Your instructions
Lines that include the string "JSON" are the ones to copy from the entries below.

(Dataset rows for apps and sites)

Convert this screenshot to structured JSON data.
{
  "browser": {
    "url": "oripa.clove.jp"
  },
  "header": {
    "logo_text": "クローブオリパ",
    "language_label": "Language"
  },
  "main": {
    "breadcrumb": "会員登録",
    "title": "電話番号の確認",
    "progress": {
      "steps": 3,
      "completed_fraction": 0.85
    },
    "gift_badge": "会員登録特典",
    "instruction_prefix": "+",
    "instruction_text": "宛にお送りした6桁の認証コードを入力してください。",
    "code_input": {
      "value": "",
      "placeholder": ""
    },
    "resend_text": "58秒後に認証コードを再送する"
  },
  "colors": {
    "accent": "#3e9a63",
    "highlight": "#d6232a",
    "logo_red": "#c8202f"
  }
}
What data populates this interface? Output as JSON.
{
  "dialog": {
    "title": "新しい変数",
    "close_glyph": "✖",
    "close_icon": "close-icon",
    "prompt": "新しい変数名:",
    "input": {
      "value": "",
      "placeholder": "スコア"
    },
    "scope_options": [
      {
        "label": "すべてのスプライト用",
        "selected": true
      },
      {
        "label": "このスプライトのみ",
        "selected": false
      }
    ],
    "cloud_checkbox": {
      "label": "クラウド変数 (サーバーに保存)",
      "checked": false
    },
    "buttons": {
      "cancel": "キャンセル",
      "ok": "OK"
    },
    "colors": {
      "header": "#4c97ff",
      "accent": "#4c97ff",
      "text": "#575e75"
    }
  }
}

Expected answer
Convert this screenshot to structured JSON data.
What data populates this interface? Output as JSON.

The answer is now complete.